_INSTRUCTIONS TO FOLLOW_. Give the number of lines in the following entries that contain the word "build", with nothing added.

++++ THE DATA ++++

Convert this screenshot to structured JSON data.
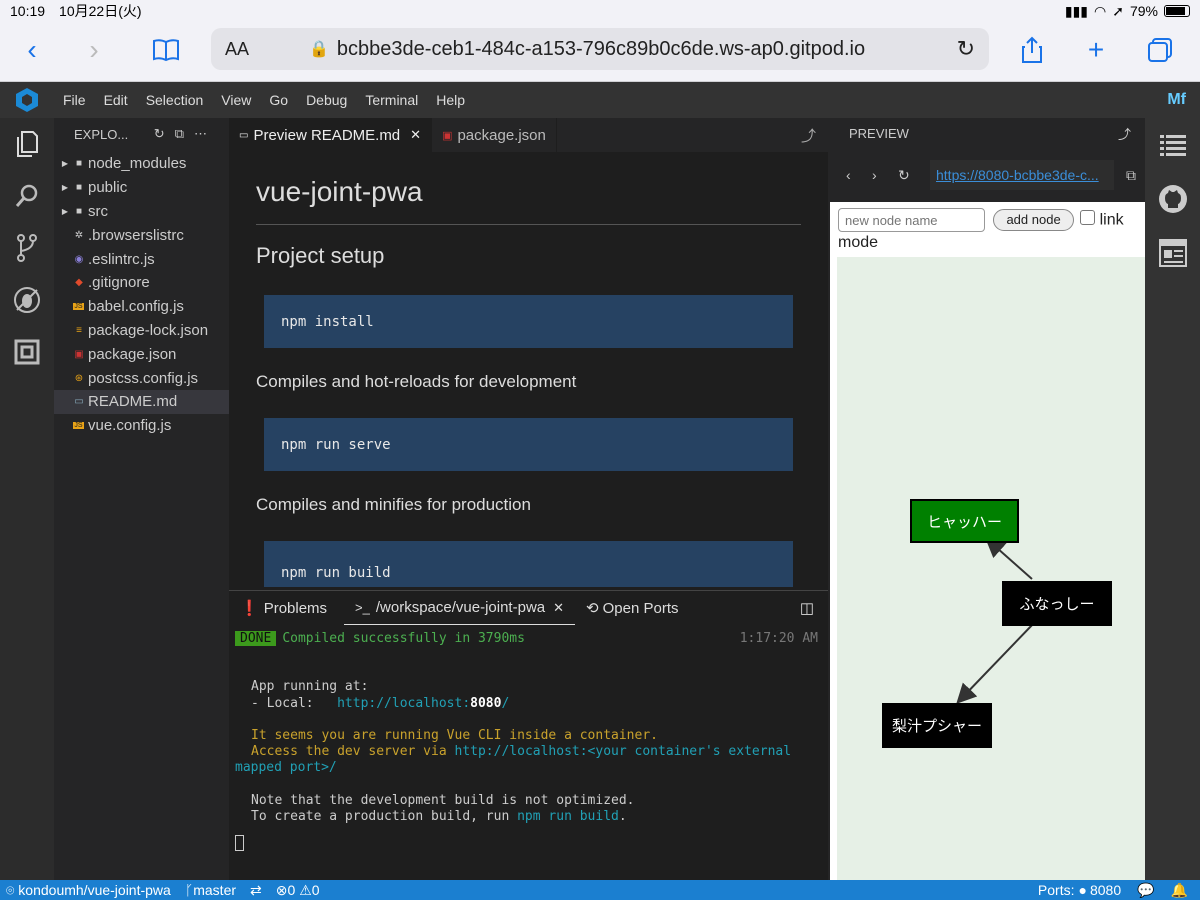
{
  "ios": {
    "time": "10:19",
    "date": "10月22日(火)",
    "battery": "79%"
  },
  "safari": {
    "text_size": "AA",
    "url": "bcbbe3de-ceb1-484c-a153-796c89b0c6de.ws-ap0.gitpod.io"
  },
  "menu": {
    "items": [
      "File",
      "Edit",
      "Selection",
      "View",
      "Go",
      "Debug",
      "Terminal",
      "Help"
    ]
  },
  "explorer": {
    "title": "EXPLO...",
    "items": [
      {
        "label": "node_modules",
        "icon": "folder-icon",
        "folder": true
      },
      {
        "label": "public",
        "icon": "folder-icon",
        "folder": true
      },
      {
        "label": "src",
        "icon": "folder-icon",
        "folder": true
      },
      {
        "label": ".browserslistrc",
        "icon": "gear-icon"
      },
      {
        "label": ".eslintrc.js",
        "icon": "eslint-icon"
      },
      {
        "label": ".gitignore",
        "icon": "git-icon"
      },
      {
        "label": "babel.config.js",
        "icon": "js-icon"
      },
      {
        "label": "package-lock.json",
        "icon": "db-icon"
      },
      {
        "label": "package.json",
        "icon": "npm-icon"
      },
      {
        "label": "postcss.config.js",
        "icon": "postcss-icon"
      },
      {
        "label": "README.md",
        "icon": "markdown-icon",
        "selected": true
      },
      {
        "label": "vue.config.js",
        "icon": "js-icon"
      }
    ]
  },
  "tabs": [
    {
      "label": "Preview README.md",
      "close": "✕"
    },
    {
      "label": "package.json"
    }
  ],
  "readme": {
    "title": "vue-joint-pwa",
    "h2": "Project setup",
    "code1": "npm install",
    "p1": "Compiles and hot-reloads for development",
    "code2": "npm run serve",
    "p2": "Compiles and minifies for production",
    "code3": "npm run build"
  },
  "panel": {
    "tabs": [
      "Problems",
      "/workspace/vue-joint-pwa",
      "Open Ports"
    ],
    "close": "✕",
    "done": "DONE",
    "compiled": "Compiled successfully in 3790ms",
    "time": "1:17:20 AM",
    "l1": "App running at:",
    "l2": "- Local:   ",
    "l2url": "http://localhost:",
    "l2port": "8080",
    "l2end": "/",
    "l3": "It seems you are running Vue CLI inside a container.",
    "l4a": "Access the dev server via ",
    "l4b": "http://localhost:<your container's external",
    "l5": "mapped port>/",
    "l6": "Note that the development build is not optimized.",
    "l7a": "To create a production build, run ",
    "l7b": "npm run build",
    "l7c": "."
  },
  "preview": {
    "title": "PREVIEW",
    "url": "https://8080-bcbbe3de-c...",
    "placeholder": "new node name",
    "add_node": "add node",
    "link": "link",
    "mode": "mode",
    "nodes": [
      {
        "label": "ヒャッハー",
        "color": "#008000"
      },
      {
        "label": "ふなっしー",
        "color": "#000000"
      },
      {
        "label": "梨汁プシャー",
        "color": "#000000"
      }
    ]
  },
  "statusbar": {
    "repo": "kondoumh/vue-joint-pwa",
    "branch": "master",
    "errors": "0",
    "warnings": "0",
    "ports_label": "Ports:",
    "port": "8080"
  }
}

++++

_PROBLEM SOLUTION_. 4